Steve Jobs is about the early career of the co-founder of Apple. You will go on a journey through the most important product launch successes and failures of Jobs’ (Fassbender) career. From being fired from the very company that he co-founded to the love-hate relationship he has with his daughter and the hatred for her mother, you will learn what prompted Jobs to make the decisions he did and how each decision affected his relationships with friends and colleagues. Discover why “end to end control” was so important to the designs of the MacIntosh and Apple computers.

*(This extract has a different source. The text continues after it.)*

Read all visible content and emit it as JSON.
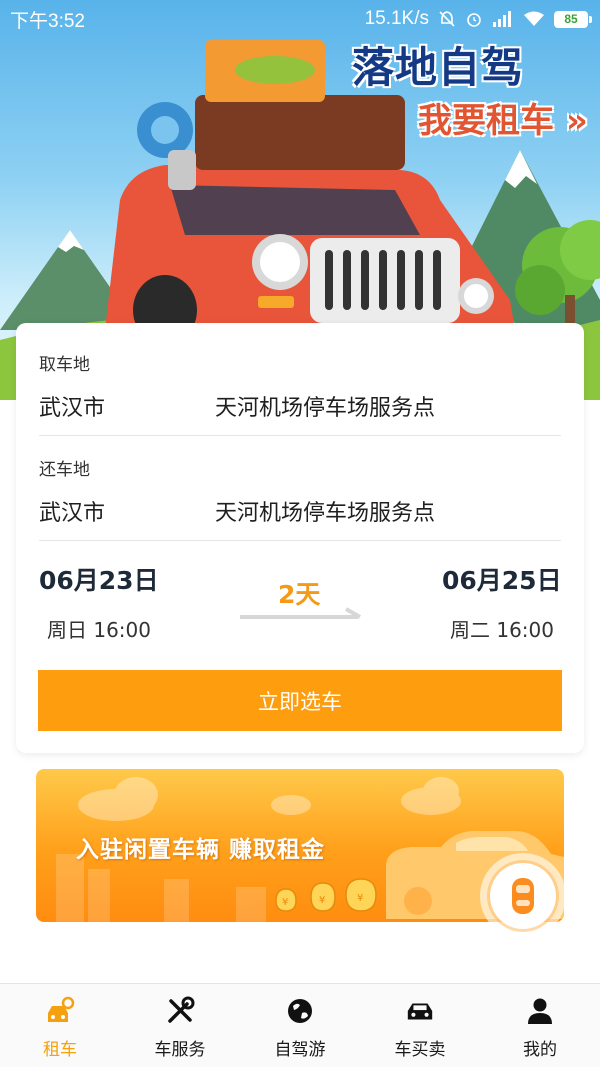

Michael Fassbender truly shines as the genius behind Apple’s phoenix-like return from the ashes of its darkest days. Not only does he resemble Jobs in appearance, but he also captures the very essence of what made Jobs tick and why he became the success he was professionally. Fassbender also delivers powerful performances in his altercations with colleagues and his presumed family. The intenseness of his conflicts and triumphs transcends the screen and compels your attention through the entire film. Often in movies, you either want to love or love to hate the protagonist; and that element rings very true in this film. For nearly the entire movie, I hated Steve Jobs. Funny, because I use all Apple products. But, during the end of the third act, I made a radical shift and saw the glimmer of hope that has caused millions of Apple fans to adore him so much during the latter years of his career. More than anyone else, he believed in his designs and methods of product launches. Only his director of marketing Joanna Hoffman (Kate Winslet) seemed to be the one he confided in most or could control the man who was insistent on “end to end control” throughout his dynamic career. Winslet also delivers a commanding performance as Hoffman who stuck by Jobs from product to product, advising him when he wouldn’t hear of anyone else’s opinions. She is the single person who held helped the public not to despise him as much as most everyone else did behind the scenes.

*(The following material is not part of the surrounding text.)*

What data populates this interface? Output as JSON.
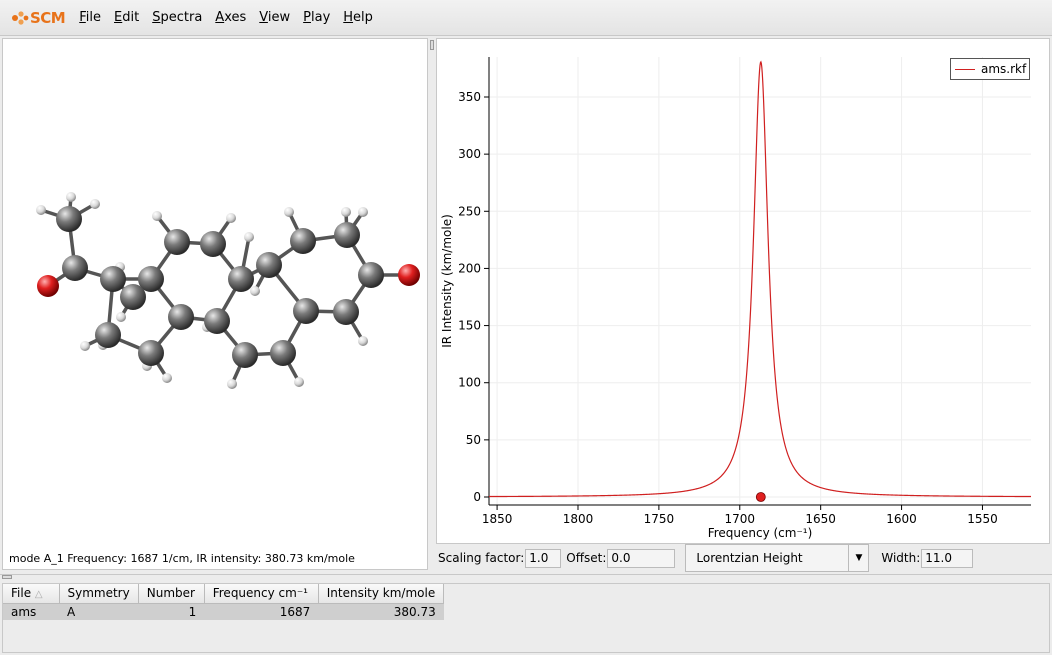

So often I find that bio-pics can tend to romanticize the protagonist by glossing over the more negative events of his or her life. Not so with Steve Jobs. The remarkable element of the writing is the commitment to reality and just laying all the positive and negative events and encounters out there for the audience. Highlighting the more negative events is extremely important to this film because that is where the very dynamic character arc comes from. If you loved or hated Jobs the entire time, it would not be nearly as impactful. But because you will likely hate him for most of the movie until the end and then quickly turn a 180, that is where the magic of this movie lies. There are times that you think that he will budge from his stances on design teams and products, but then he is just as stubborn or relentless as he is throughout the story. Oddly enough, his penchant for complete control is what tanks and then resurrects the tech company. The story is gripping and whether you are an Apple product fan or not, this movie is an excellent example of how a completely candid bio-pic can still prompt the adoration of the public despite the dark elements and poor decisions in relationships with friends and lovers.

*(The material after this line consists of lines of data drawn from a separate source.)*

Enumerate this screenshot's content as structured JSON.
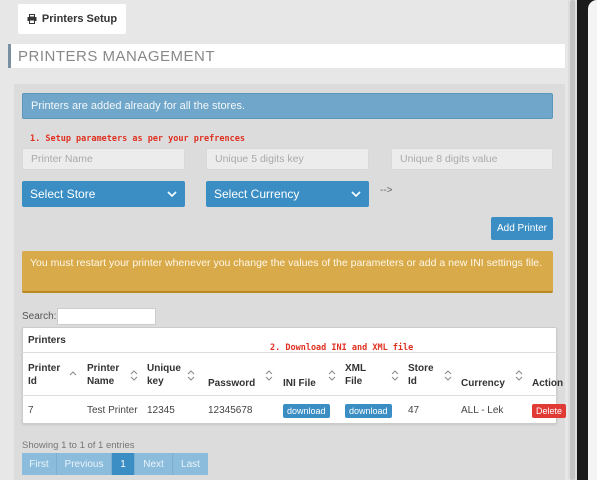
{
  "top_tab": {
    "label": "Printers Setup",
    "icon": "printer-icon"
  },
  "heading": "PRINTERS MANAGEMENT",
  "info": "Printers are added already for all the stores.",
  "annotations": {
    "step1": "1. Setup parameters as per your prefrences",
    "step2": "2. Download INI and XML file"
  },
  "form": {
    "printer_name_placeholder": "Printer Name",
    "key_placeholder": "Unique 5 digits key",
    "value_placeholder": "Unique 8 digits value",
    "select_store": "Select Store",
    "select_currency": "Select Currency",
    "arrow": "-->",
    "add_button": "Add Printer"
  },
  "warning": "You must restart your printer whenever you change the values of the parameters or add a new INI settings file.",
  "search_label": "Search:",
  "table": {
    "title": "Printers",
    "headers": {
      "printer_id": "Printer Id",
      "printer_name": "Printer Name",
      "unique_key": "Unique key",
      "password": "Password",
      "ini_file": "INI File",
      "xml_file": "XML File",
      "store_id": "Store Id",
      "currency": "Currency",
      "action": "Action"
    },
    "rows": [
      {
        "printer_id": "7",
        "printer_name": "Test Printer",
        "unique_key": "12345",
        "password": "12345678",
        "ini_file": "download",
        "xml_file": "download",
        "store_id": "47",
        "currency": "ALL - Lek",
        "action": "Delete"
      }
    ]
  },
  "showing": "Showing 1 to 1 of 1 entries",
  "pagination": {
    "first": "First",
    "previous": "Previous",
    "page": "1",
    "next": "Next",
    "last": "Last"
  },
  "colors": {
    "primary": "#3a8ec4",
    "info": "#6fa6c9",
    "warning": "#d9aa4a",
    "danger": "#e03a35",
    "annotation": "#e03020"
  }
}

If you are an Apple product fan, this is definitely a film to catch because it takes you behind the sleek product displays and technology launches. Learning about Steve Jobs the man actually gives a new-found appreciation for the company he helped start, got fired from, and rehired again. The amazing cast and brilliant writing enables this film to be admired for its commitment to the art of biographical motion pictures.